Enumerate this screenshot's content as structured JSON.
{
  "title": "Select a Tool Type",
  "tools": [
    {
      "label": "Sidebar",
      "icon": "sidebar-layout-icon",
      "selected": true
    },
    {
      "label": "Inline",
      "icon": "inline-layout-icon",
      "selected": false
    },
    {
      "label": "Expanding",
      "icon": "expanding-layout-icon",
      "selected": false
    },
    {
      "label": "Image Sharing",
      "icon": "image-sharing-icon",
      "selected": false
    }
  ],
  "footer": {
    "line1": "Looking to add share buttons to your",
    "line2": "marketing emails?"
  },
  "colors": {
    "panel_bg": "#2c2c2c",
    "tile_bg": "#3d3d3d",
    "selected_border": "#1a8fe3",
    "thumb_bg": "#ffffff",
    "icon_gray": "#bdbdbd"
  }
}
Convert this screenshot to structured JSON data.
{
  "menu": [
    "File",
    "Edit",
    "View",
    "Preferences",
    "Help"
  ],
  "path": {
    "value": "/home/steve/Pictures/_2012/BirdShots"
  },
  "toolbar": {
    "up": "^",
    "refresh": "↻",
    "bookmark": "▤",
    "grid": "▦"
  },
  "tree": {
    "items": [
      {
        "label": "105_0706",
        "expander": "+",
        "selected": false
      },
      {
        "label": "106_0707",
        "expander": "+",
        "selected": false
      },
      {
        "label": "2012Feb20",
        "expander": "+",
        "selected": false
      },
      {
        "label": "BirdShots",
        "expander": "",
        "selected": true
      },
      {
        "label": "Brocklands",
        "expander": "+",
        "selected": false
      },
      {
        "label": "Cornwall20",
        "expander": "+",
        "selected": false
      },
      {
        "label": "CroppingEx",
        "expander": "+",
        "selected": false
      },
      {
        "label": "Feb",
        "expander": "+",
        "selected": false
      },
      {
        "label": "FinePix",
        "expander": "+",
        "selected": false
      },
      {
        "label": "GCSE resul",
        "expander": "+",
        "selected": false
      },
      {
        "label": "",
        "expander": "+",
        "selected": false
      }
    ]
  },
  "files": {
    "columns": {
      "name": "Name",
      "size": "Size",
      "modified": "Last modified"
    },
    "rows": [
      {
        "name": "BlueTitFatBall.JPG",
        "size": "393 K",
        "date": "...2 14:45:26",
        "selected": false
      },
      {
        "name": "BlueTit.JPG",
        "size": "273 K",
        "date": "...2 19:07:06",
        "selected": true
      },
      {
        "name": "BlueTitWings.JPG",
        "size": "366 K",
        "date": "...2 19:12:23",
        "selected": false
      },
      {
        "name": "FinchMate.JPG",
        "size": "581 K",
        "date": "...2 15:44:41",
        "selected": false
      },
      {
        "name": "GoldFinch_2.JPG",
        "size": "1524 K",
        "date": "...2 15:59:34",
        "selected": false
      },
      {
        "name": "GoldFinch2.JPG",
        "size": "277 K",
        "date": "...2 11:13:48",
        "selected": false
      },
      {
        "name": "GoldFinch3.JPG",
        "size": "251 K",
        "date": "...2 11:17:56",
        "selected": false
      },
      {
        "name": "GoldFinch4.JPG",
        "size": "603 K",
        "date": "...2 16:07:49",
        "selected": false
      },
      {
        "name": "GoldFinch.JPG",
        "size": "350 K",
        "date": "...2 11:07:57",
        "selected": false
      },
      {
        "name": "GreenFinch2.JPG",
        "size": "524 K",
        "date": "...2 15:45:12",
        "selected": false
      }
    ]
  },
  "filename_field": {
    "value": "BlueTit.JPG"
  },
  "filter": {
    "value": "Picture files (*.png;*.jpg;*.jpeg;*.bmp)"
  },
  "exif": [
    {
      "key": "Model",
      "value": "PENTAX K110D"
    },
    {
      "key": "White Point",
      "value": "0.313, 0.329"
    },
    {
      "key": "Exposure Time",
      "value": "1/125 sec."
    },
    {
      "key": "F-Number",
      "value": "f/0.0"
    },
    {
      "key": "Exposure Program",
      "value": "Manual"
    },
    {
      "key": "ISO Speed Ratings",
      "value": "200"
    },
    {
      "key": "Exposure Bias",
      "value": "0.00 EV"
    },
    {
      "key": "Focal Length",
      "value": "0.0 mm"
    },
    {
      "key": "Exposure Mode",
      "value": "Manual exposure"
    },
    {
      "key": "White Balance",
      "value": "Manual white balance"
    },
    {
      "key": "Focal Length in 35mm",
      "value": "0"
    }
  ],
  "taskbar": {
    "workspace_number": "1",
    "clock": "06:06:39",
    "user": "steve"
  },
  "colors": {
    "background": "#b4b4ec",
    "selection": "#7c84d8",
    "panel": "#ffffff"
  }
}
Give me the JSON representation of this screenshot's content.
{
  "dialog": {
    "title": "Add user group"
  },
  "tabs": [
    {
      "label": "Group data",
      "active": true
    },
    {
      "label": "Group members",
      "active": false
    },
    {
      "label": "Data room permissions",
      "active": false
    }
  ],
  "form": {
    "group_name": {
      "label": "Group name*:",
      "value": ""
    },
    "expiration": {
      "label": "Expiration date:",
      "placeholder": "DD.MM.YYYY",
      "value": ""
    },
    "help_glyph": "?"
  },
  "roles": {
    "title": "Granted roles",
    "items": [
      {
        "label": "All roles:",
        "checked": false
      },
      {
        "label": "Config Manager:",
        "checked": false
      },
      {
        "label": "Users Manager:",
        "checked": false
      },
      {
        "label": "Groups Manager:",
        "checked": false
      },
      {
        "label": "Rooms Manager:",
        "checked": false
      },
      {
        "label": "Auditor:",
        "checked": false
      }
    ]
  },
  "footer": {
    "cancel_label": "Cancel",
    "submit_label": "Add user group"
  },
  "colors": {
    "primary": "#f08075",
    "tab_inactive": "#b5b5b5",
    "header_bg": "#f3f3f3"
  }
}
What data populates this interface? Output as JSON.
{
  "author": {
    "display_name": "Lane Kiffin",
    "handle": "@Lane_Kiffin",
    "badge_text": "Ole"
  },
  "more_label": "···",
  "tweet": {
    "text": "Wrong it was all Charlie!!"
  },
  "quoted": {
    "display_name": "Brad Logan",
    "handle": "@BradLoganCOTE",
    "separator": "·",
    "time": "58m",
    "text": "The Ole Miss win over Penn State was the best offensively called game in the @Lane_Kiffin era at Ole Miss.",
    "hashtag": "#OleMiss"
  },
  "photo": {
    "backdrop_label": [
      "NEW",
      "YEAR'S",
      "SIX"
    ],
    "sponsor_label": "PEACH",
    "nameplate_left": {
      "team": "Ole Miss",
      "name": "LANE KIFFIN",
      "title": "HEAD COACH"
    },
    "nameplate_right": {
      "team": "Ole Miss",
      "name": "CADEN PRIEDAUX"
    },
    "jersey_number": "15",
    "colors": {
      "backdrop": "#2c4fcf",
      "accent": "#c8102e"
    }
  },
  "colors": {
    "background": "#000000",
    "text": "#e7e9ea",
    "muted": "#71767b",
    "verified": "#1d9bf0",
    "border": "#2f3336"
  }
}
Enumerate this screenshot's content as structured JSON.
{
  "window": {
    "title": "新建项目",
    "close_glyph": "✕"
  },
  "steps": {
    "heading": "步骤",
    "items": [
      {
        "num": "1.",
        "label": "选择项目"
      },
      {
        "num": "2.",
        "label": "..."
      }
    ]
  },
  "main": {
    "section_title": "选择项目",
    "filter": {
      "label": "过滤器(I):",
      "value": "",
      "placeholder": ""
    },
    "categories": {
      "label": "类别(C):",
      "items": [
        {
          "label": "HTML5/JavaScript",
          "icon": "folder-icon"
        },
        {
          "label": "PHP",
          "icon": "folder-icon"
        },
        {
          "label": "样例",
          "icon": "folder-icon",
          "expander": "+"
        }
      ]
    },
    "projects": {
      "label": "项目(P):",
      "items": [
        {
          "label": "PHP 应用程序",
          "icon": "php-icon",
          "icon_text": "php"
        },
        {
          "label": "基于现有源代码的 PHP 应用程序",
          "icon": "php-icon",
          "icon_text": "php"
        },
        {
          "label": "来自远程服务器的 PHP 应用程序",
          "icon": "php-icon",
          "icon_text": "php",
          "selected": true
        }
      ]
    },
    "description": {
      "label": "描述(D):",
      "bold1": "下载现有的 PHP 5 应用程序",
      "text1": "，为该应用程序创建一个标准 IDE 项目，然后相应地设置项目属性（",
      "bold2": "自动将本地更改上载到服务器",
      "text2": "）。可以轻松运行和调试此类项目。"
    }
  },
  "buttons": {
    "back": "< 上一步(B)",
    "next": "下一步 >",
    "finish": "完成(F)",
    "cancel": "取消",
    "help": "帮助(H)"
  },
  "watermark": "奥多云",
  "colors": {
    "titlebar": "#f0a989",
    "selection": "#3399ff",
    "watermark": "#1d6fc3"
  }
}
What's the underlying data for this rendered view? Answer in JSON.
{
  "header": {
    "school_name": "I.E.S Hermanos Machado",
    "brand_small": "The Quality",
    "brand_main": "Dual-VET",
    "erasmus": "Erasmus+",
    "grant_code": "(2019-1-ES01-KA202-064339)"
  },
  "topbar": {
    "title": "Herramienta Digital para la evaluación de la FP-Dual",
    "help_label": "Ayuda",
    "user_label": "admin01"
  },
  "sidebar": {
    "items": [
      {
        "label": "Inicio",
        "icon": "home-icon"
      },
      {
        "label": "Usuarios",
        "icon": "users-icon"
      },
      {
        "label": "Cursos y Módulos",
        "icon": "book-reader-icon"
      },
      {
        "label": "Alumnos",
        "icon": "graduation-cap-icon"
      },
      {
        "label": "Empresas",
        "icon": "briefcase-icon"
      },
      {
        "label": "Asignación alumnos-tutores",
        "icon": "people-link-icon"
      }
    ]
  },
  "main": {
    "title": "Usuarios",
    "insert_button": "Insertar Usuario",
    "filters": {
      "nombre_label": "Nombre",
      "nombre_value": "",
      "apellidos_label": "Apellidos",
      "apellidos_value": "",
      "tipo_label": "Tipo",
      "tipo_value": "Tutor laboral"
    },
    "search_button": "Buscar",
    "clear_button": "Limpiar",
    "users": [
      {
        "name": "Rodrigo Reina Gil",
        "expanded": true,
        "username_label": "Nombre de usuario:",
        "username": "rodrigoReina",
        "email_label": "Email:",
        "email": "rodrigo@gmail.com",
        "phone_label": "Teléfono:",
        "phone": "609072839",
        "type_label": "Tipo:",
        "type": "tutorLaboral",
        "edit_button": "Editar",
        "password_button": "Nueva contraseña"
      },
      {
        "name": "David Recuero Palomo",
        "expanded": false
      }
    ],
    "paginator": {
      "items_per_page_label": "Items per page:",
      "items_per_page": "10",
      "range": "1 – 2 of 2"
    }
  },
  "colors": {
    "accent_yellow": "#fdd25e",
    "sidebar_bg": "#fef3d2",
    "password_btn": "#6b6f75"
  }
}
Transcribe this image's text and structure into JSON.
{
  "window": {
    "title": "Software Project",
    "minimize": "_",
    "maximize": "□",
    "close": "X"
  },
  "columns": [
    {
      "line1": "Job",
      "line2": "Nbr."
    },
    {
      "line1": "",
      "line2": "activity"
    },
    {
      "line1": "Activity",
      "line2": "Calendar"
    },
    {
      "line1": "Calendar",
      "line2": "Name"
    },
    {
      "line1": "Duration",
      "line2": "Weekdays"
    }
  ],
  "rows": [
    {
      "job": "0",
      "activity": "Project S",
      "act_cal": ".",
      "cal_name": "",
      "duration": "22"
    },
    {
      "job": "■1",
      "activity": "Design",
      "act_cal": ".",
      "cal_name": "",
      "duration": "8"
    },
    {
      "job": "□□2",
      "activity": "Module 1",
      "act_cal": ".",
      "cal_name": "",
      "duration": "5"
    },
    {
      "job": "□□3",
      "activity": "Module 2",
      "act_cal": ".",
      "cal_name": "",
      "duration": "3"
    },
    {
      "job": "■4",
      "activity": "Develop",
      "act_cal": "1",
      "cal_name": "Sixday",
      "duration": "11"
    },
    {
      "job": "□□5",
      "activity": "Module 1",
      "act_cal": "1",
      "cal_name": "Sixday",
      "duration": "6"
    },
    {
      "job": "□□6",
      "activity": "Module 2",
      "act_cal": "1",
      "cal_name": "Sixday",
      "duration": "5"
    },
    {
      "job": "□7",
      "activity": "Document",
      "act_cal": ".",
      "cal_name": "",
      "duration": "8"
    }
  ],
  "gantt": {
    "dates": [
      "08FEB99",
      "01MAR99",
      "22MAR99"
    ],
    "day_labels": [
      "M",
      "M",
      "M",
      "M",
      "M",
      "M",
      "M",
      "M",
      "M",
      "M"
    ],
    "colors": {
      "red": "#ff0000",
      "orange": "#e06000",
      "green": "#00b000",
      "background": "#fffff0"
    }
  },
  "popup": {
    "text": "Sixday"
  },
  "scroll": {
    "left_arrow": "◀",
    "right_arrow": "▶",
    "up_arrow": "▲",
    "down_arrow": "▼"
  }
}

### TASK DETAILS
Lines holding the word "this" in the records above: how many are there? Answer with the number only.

### EXERCISE SOLUTION
7